On 8 May 2012, the European Commission (EC) organised a stakeholder conference on financial support for energy efficiency with a focus on buildings. The aim of the conference was to discuss the role of the regulatory framework, EU financing instruments and Member States to stimulate financial support for energy efficiency.
On 16 January 2012, the EU adopted the Delegated Regulation (EU) No 244/2012 supplementing Directive 2010/31/EU on the energy performance of buildings.
Article 5 of the Directive 2010/31/EU required the EC)to establish a comparative methodology framework for calculating cost-optimal levels of minimum energy performance requirements for buildings and building elements. To obtain the input from experts into the development of this methodology framework, the EC organised two expert meetings.
On 19 May 2010, the EU adopted the Energy Performance of Buildings Directive 2010/31/EU (EPBD) which is the main legislative instrument to reduce the energy consumption of buildings.
Under this Directive, Member States must establish and apply minimum energy performance requirements for new and existing buildings, ensure the certification of building energy performance and require the regular inspection of boilers and air conditioning systems in buildings. Moreover, the Directive requires Member States to ensure that by 2021 all new buildings are so-called 'nearly zero-energy buildings'.
Revision of Directive 2002/91/EC

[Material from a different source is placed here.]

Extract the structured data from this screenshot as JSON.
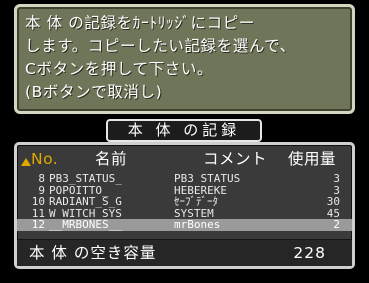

The Directive 2010/31/EU was adopted after experiencing the implementation of the first EPBD Directive 2002/91/EC in the Member States and following a proposal from the Commission in 2008 which was based on a detailed impact assessment. The aim of this revision was to clarify and simplify certain provisions, extend the scope, make some more effective, and provide for the leading role of the public sector.